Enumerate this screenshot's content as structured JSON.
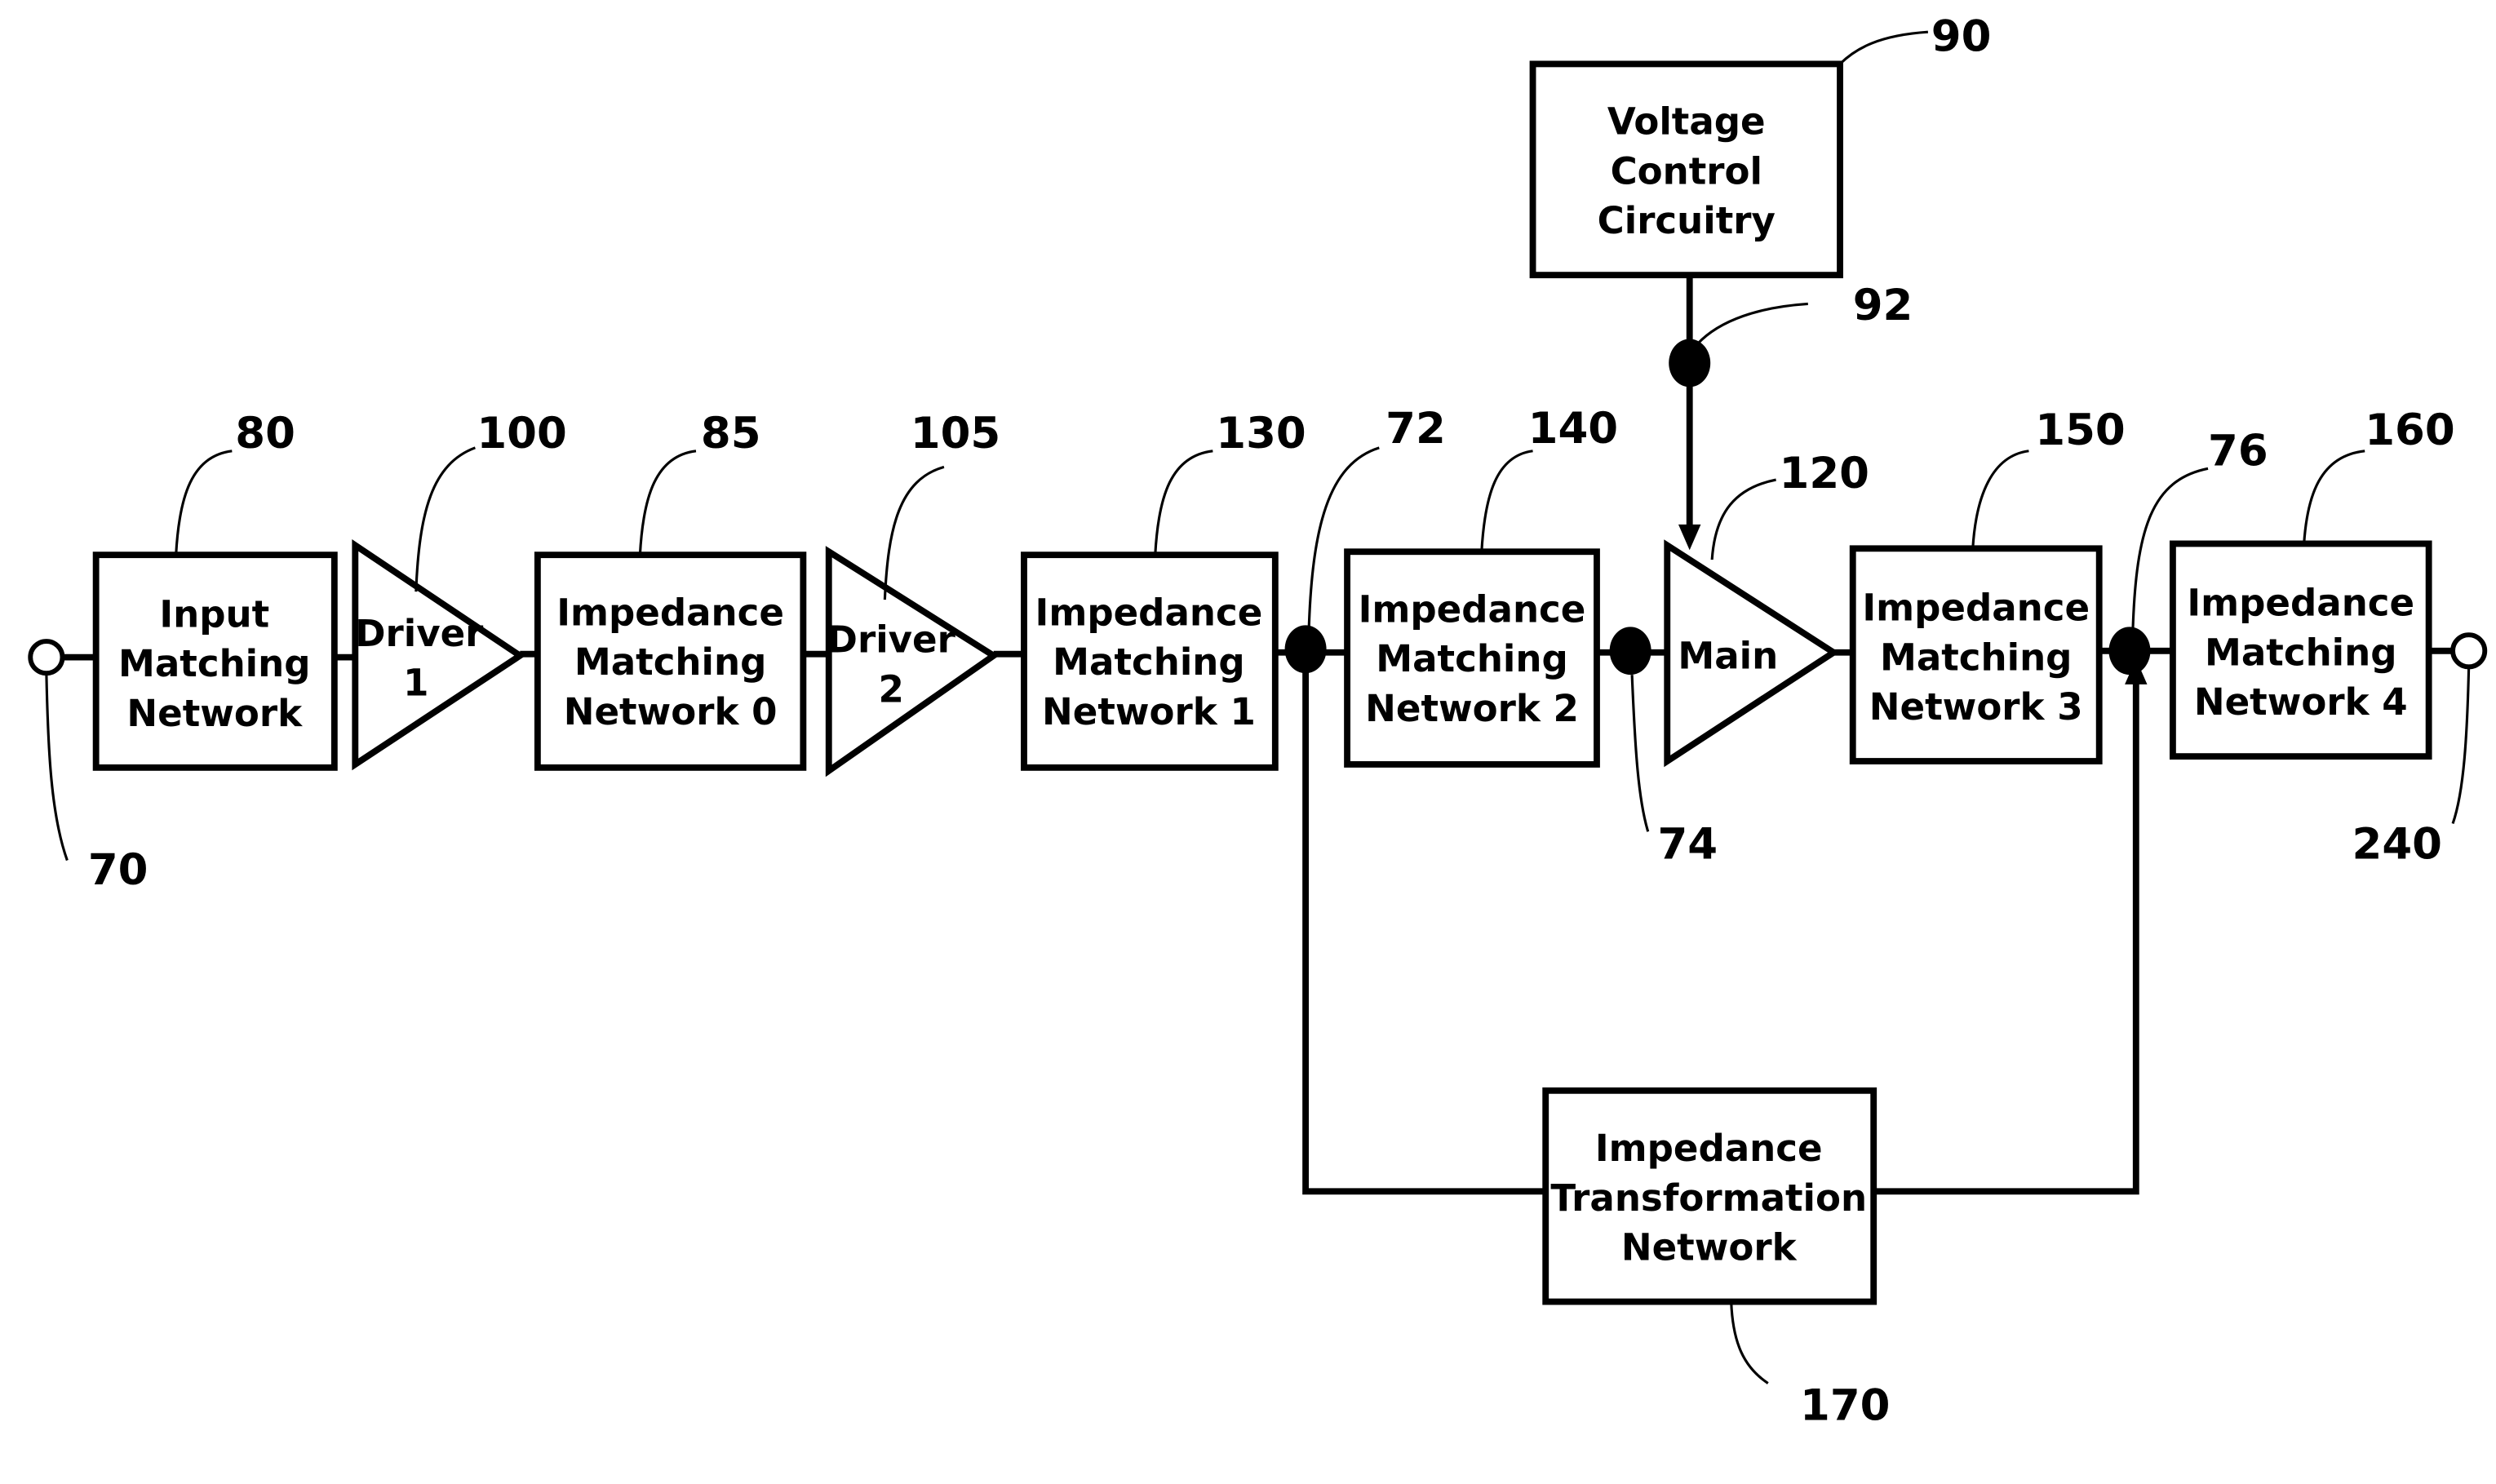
{
  "diagram": {
    "type": "block-diagram",
    "blocks": {
      "input_matching": {
        "lines": [
          "Input",
          "Matching",
          "Network"
        ],
        "ref": "80"
      },
      "driver1": {
        "lines": [
          "Driver",
          "1"
        ],
        "ref": "100"
      },
      "imn0": {
        "lines": [
          "Impedance",
          "Matching",
          "Network 0"
        ],
        "ref": "85"
      },
      "driver2": {
        "lines": [
          "Driver",
          "2"
        ],
        "ref": "105"
      },
      "imn1": {
        "lines": [
          "Impedance",
          "Matching",
          "Network 1"
        ],
        "ref": "130"
      },
      "imn2": {
        "lines": [
          "Impedance",
          "Matching",
          "Network 2"
        ],
        "ref": "140"
      },
      "main": {
        "lines": [
          "Main"
        ],
        "ref": "120"
      },
      "imn3": {
        "lines": [
          "Impedance",
          "Matching",
          "Network 3"
        ],
        "ref": "150"
      },
      "imn4": {
        "lines": [
          "Impedance",
          "Matching",
          "Network 4"
        ],
        "ref": "160"
      },
      "vcc": {
        "lines": [
          "Voltage",
          "Control",
          "Circuitry"
        ],
        "ref": "90"
      },
      "itn": {
        "lines": [
          "Impedance",
          "Transformation",
          "Network"
        ],
        "ref": "170"
      }
    },
    "nodes": {
      "input_terminal": "70",
      "output_terminal": "240",
      "node72": "72",
      "node74": "74",
      "node76": "76",
      "node92": "92"
    }
  }
}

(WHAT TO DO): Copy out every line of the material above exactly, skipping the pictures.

(REPLY):
Enumerate this screenshot's content as structured JSON.
{
  "diagram": {
    "type": "block-diagram",
    "blocks": {
      "input_matching": {
        "lines": [
          "Input",
          "Matching",
          "Network"
        ],
        "ref": "80"
      },
      "driver1": {
        "lines": [
          "Driver",
          "1"
        ],
        "ref": "100"
      },
      "imn0": {
        "lines": [
          "Impedance",
          "Matching",
          "Network 0"
        ],
        "ref": "85"
      },
      "driver2": {
        "lines": [
          "Driver",
          "2"
        ],
        "ref": "105"
      },
      "imn1": {
        "lines": [
          "Impedance",
          "Matching",
          "Network 1"
        ],
        "ref": "130"
      },
      "imn2": {
        "lines": [
          "Impedance",
          "Matching",
          "Network 2"
        ],
        "ref": "140"
      },
      "main": {
        "lines": [
          "Main"
        ],
        "ref": "120"
      },
      "imn3": {
        "lines": [
          "Impedance",
          "Matching",
          "Network 3"
        ],
        "ref": "150"
      },
      "imn4": {
        "lines": [
          "Impedance",
          "Matching",
          "Network 4"
        ],
        "ref": "160"
      },
      "vcc": {
        "lines": [
          "Voltage",
          "Control",
          "Circuitry"
        ],
        "ref": "90"
      },
      "itn": {
        "lines": [
          "Impedance",
          "Transformation",
          "Network"
        ],
        "ref": "170"
      }
    },
    "nodes": {
      "input_terminal": "70",
      "output_terminal": "240",
      "node72": "72",
      "node74": "74",
      "node76": "76",
      "node92": "92"
    }
  }
}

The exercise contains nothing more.